For so many it represented a young and powerful rallying cry against the mechanisms of power, the purse strings of which are pulled by the National Rifle Association, which prevent the necessary restrictions on firearm ownership.
But for Mary Hollis, the march became a reason to look to the future on a day when she’d become so accustomed to examining the past. For that, and the countless reason tallied with each and every life needlessly lost, Mary Hollis gives them her full support.
19 years ago today, these 13 people were killed at #Columbine High School in Colorado.
This is why we fight. 19 years later, and this still happens. pic.twitter.com/qfkp6av9Hd
— Sofie Whitney (@sofiewhitney) April 20, 2018
So Mary Hollis marched alongside them for a ‘deep need to remind people’ of Westside, she concluded:
The organizers [sic] insisted that the shooting was for every victim of this violence, and I wanted to make sure the shooting at Westside was remembered. It was important to me.
They took to the streets, and on a day when I usually find it hard to even get out of bed, I went to Washington and marched with them.
While it was hard for Paige’s memory to be mixed in with so many on that day, I understand that in order to see actionable change she has to be added to a list of the many lost in this horrific epidemic.
Mary Hollis has ‘spent so long afraid and angry that adults weren’t going to save my life’, but now she’s an adult herself, she’s lending her voice to the debate, all the while knowing she doesn’t have all the answers, even as a survivor.
She nows hopes steps will be taken, not to fix symptoms of the problem with clear backpacks and armed teachers, but ‘to rid the world of one hyper-violent gun, the AR-15’, and call for universal background checks, closing the gun-show loophole that has never had to adhere to any of the laws currently in place.
There were 52 people killed on the day of the March For Our Lives in firearms incidents across America. Right now, we need to keep on marching in order for this list to stop growing.
Saturday's #MarchForOurLives fell on the 20th anniversary of the Westside Middle School shooting in Jonesboro Arkansas, which killed 5 people and wounded 10 others. The guns used by the perpetrators, 11 and 13, were stolen from family members. https://t.co/lX8S5wjmHC pic.twitter.com/cmEwRrIe3h
— The Trace (@teamtrace) March 26, 2018
If you’re experiencing distressing thoughts and feelings, the Campaign Against Living Miserably (CALM) is there to support you from 5pm–midnight, 365 days a year.
Their national number is 0800 58 58 58 and they also have a webchat service if you’re not comfortable talking on the phone.
If you have a story to tell, contact UNILAD via [email protected]
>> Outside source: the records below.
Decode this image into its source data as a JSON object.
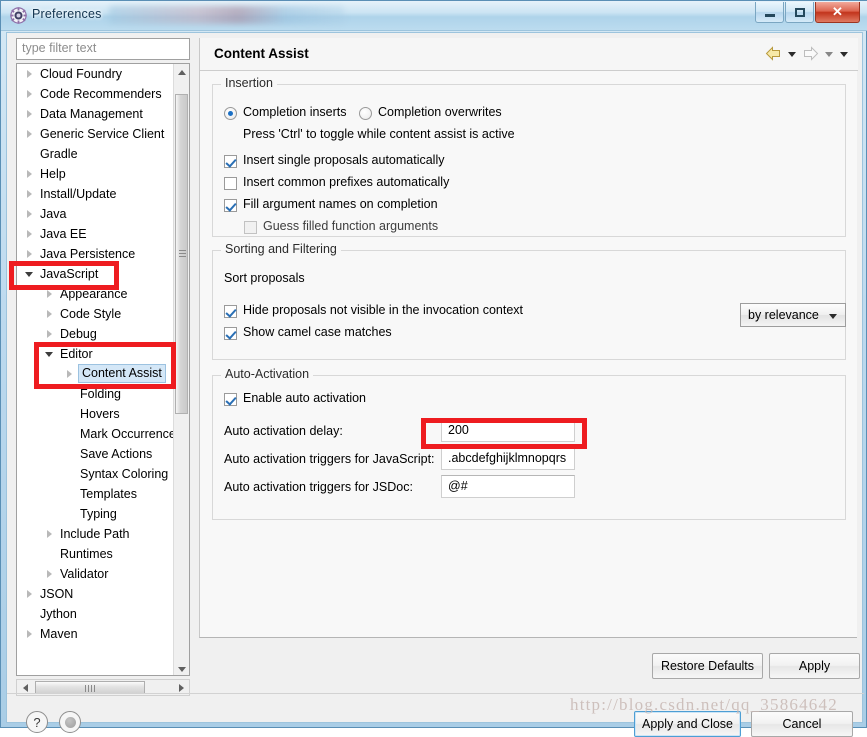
{
  "window": {
    "title": "Preferences",
    "icon": "preferences-gear-icon",
    "buttons": {
      "minimize": "Minimize",
      "maximize": "Maximize",
      "close": "Close"
    }
  },
  "sidebar": {
    "filter": {
      "value": "",
      "placeholder": "type filter text"
    },
    "items": [
      {
        "label": "Cloud Foundry",
        "indent": 0,
        "arrow": "collapsed"
      },
      {
        "label": "Code Recommenders",
        "indent": 0,
        "arrow": "collapsed"
      },
      {
        "label": "Data Management",
        "indent": 0,
        "arrow": "collapsed"
      },
      {
        "label": "Generic Service Client",
        "indent": 0,
        "arrow": "collapsed"
      },
      {
        "label": "Gradle",
        "indent": 0,
        "arrow": "none"
      },
      {
        "label": "Help",
        "indent": 0,
        "arrow": "collapsed"
      },
      {
        "label": "Install/Update",
        "indent": 0,
        "arrow": "collapsed"
      },
      {
        "label": "Java",
        "indent": 0,
        "arrow": "collapsed"
      },
      {
        "label": "Java EE",
        "indent": 0,
        "arrow": "collapsed"
      },
      {
        "label": "Java Persistence",
        "indent": 0,
        "arrow": "collapsed"
      },
      {
        "label": "JavaScript",
        "indent": 0,
        "arrow": "expanded"
      },
      {
        "label": "Appearance",
        "indent": 1,
        "arrow": "collapsed"
      },
      {
        "label": "Code Style",
        "indent": 1,
        "arrow": "collapsed"
      },
      {
        "label": "Debug",
        "indent": 1,
        "arrow": "collapsed"
      },
      {
        "label": "Editor",
        "indent": 1,
        "arrow": "expanded"
      },
      {
        "label": "Content Assist",
        "indent": 2,
        "arrow": "collapsed",
        "selected": true
      },
      {
        "label": "Folding",
        "indent": 2,
        "arrow": "none"
      },
      {
        "label": "Hovers",
        "indent": 2,
        "arrow": "none"
      },
      {
        "label": "Mark Occurrences",
        "indent": 2,
        "arrow": "none"
      },
      {
        "label": "Save Actions",
        "indent": 2,
        "arrow": "none"
      },
      {
        "label": "Syntax Coloring",
        "indent": 2,
        "arrow": "none"
      },
      {
        "label": "Templates",
        "indent": 2,
        "arrow": "none"
      },
      {
        "label": "Typing",
        "indent": 2,
        "arrow": "none"
      },
      {
        "label": "Include Path",
        "indent": 1,
        "arrow": "collapsed"
      },
      {
        "label": "Runtimes",
        "indent": 1,
        "arrow": "none"
      },
      {
        "label": "Validator",
        "indent": 1,
        "arrow": "collapsed"
      },
      {
        "label": "JSON",
        "indent": 0,
        "arrow": "collapsed"
      },
      {
        "label": "Jython",
        "indent": 0,
        "arrow": "none"
      },
      {
        "label": "Maven",
        "indent": 0,
        "arrow": "collapsed"
      }
    ]
  },
  "page": {
    "title": "Content Assist",
    "nav": {
      "back": "back-arrow-icon",
      "back_menu": "back-dropdown-icon",
      "forward": "forward-arrow-icon",
      "forward_menu": "forward-dropdown-icon",
      "view_menu": "view-menu-icon"
    },
    "insertion": {
      "title": "Insertion",
      "radio_inserts": {
        "label": "Completion inserts",
        "checked": true
      },
      "radio_overwrites": {
        "label": "Completion overwrites",
        "checked": false
      },
      "hint": "Press 'Ctrl' to toggle while content assist is active",
      "checks": [
        {
          "label": "Insert single proposals automatically",
          "checked": true,
          "disabled": false
        },
        {
          "label": "Insert common prefixes automatically",
          "checked": false,
          "disabled": false
        },
        {
          "label": "Fill argument names on completion",
          "checked": true,
          "disabled": false
        },
        {
          "label": "Guess filled function arguments",
          "checked": false,
          "disabled": true
        }
      ]
    },
    "sorting": {
      "title": "Sorting and Filtering",
      "sort_label": "Sort proposals",
      "sort_value": "by relevance",
      "checks": [
        {
          "label": "Hide proposals not visible in the invocation context",
          "checked": true
        },
        {
          "label": "Show camel case matches",
          "checked": true
        }
      ]
    },
    "auto_activation": {
      "title": "Auto-Activation",
      "enable": {
        "label": "Enable auto activation",
        "checked": true
      },
      "delay_label": "Auto activation delay:",
      "delay_value": "200",
      "js_label": "Auto activation triggers for JavaScript:",
      "js_value": ".abcdefghijklmnopqrs",
      "jsdoc_label": "Auto activation triggers for JSDoc:",
      "jsdoc_value": "@#"
    }
  },
  "footer": {
    "restore_defaults": "Restore Defaults",
    "apply": "Apply",
    "apply_and_close": "Apply and Close",
    "cancel": "Cancel",
    "help_icon": "?",
    "watermark": "http://blog.csdn.net/qq_35864642"
  },
  "colors": {
    "annotation_red": "#ee1c20",
    "selection_blue": "#d4e7f7",
    "accent_blue": "#1b6fc4"
  }
}
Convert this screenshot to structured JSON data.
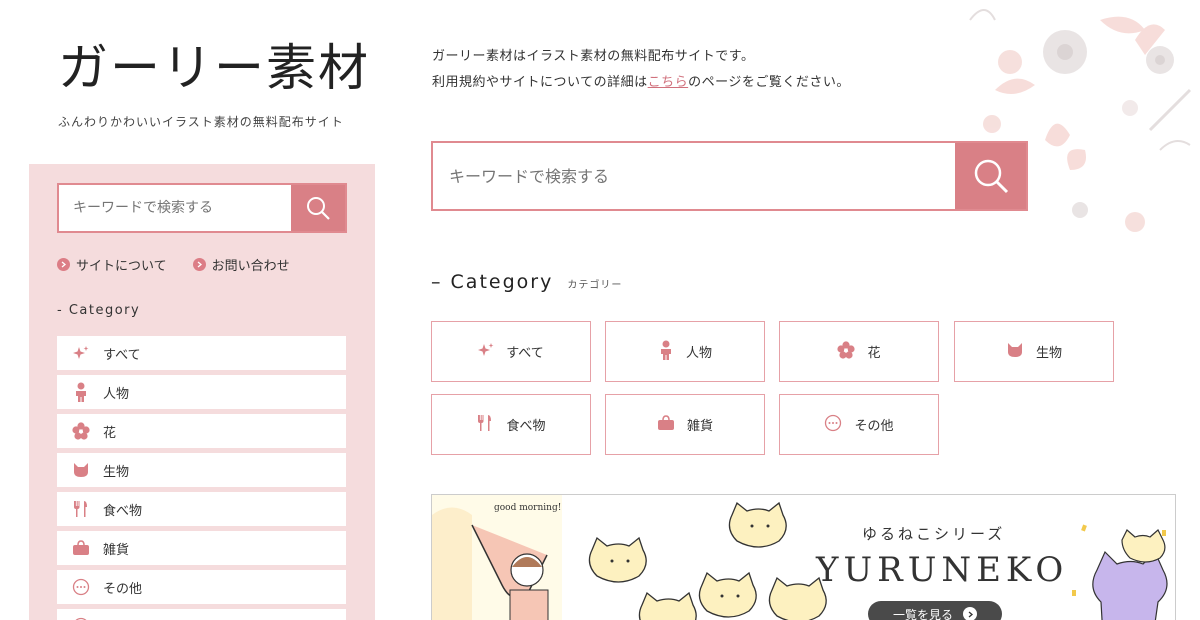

A former emo kid who talks too much about 8Chan meme culture, the Kardashian Klan, and how her smartphone is probably killing her. Francesca is a Cardiff University Journalism Masters grad who has done words for BBC, ELLE, The Debrief, DAZED, an art magazine you’ve never heard of and a feminist zine which never went to print.